> **What is expected**:
From the records that follow, copy every line in which "value" appears.

> **The data**:
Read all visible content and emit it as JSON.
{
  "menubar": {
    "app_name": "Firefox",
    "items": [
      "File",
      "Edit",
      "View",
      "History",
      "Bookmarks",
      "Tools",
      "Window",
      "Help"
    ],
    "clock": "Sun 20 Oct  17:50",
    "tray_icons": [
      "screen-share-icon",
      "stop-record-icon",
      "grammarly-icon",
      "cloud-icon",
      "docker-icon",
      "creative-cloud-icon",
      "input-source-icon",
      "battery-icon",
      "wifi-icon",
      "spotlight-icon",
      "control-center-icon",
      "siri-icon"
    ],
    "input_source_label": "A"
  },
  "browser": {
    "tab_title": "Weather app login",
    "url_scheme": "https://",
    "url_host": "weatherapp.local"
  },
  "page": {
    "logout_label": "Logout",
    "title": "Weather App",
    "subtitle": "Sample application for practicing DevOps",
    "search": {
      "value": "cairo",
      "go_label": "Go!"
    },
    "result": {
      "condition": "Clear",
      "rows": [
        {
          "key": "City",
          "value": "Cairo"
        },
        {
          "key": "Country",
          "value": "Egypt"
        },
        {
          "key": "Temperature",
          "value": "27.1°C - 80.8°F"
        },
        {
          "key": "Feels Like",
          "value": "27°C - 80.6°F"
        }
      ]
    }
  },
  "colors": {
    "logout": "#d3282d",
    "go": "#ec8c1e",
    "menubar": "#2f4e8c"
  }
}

> **Solution below**:
      "value": "cairo",
          "value": "Cairo"
          "value": "Egypt"
          "value": "27.1°C - 80.8°F"
          "value": "27°C - 80.6°F"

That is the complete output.